One exact copy of the listing is needed. It should contain no pictures.

[Records to use]
━━━━━━━━━━━━━━━━

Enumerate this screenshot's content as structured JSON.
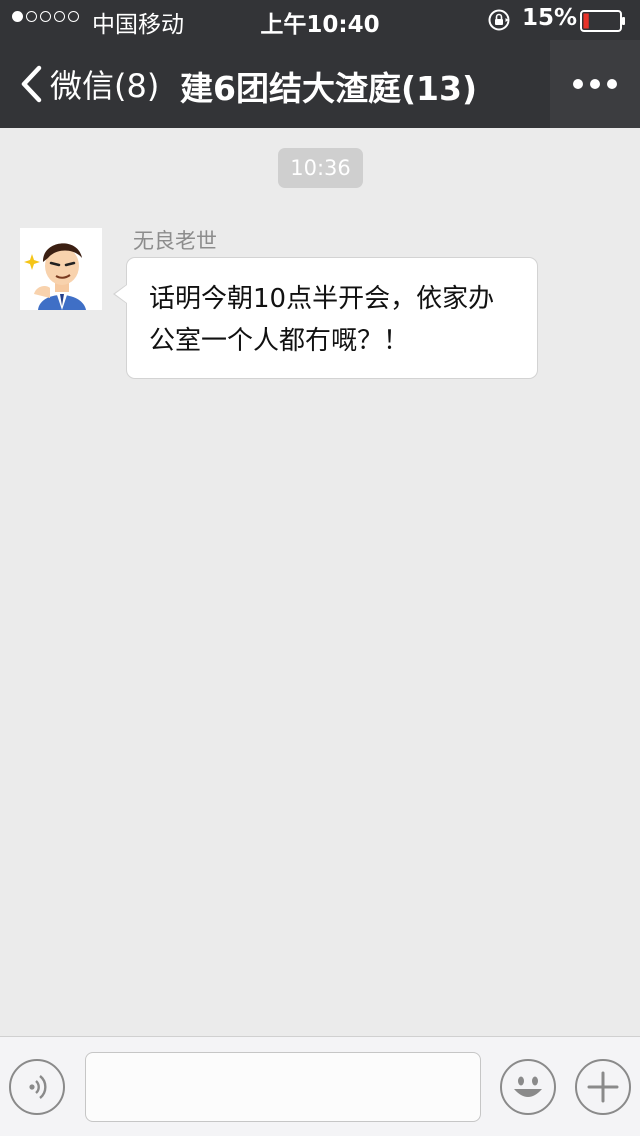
{
  "status_bar": {
    "signal_dots": 5,
    "signal_filled": 1,
    "carrier": "中国移动",
    "time": "上午10:40",
    "battery_percent": "15%",
    "battery_level": 0.15,
    "battery_color": "#e8332a",
    "lock_icon": "rotation-lock-icon"
  },
  "nav": {
    "back_label": "微信(8)",
    "back_icon": "chevron-left-icon",
    "title": "建6团结大渣庭(13)",
    "more_icon": "more-dots-icon"
  },
  "chat": {
    "timestamp": "10:36",
    "messages": [
      {
        "sender": "无良老世",
        "avatar_icon": "cartoon-man-avatar",
        "line1": "话明今朝10点半开会，依家办",
        "line2": "公室一个人都冇嘅？！"
      }
    ]
  },
  "input_bar": {
    "voice_icon": "voice-input-icon",
    "emoji_icon": "emoji-icon",
    "plus_icon": "plus-icon",
    "text_value": ""
  },
  "colors": {
    "topbar": "#333437",
    "background": "#ebebeb",
    "bubble": "#ffffff",
    "input_bar": "#f4f4f6"
  }
}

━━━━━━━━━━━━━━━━

[Answer]
Enumerate this screenshot's content as structured JSON.
{
  "status_bar": {
    "signal_dots": 5,
    "signal_filled": 1,
    "carrier": "中国移动",
    "time": "上午10:40",
    "battery_percent": "15%",
    "battery_level": 0.15,
    "battery_color": "#e8332a",
    "lock_icon": "rotation-lock-icon"
  },
  "nav": {
    "back_label": "微信(8)",
    "back_icon": "chevron-left-icon",
    "title": "建6团结大渣庭(13)",
    "more_icon": "more-dots-icon"
  },
  "chat": {
    "timestamp": "10:36",
    "messages": [
      {
        "sender": "无良老世",
        "avatar_icon": "cartoon-man-avatar",
        "line1": "话明今朝10点半开会，依家办",
        "line2": "公室一个人都冇嘅？！"
      }
    ]
  },
  "input_bar": {
    "voice_icon": "voice-input-icon",
    "emoji_icon": "emoji-icon",
    "plus_icon": "plus-icon",
    "text_value": ""
  },
  "colors": {
    "topbar": "#333437",
    "background": "#ebebeb",
    "bubble": "#ffffff",
    "input_bar": "#f4f4f6"
  }
}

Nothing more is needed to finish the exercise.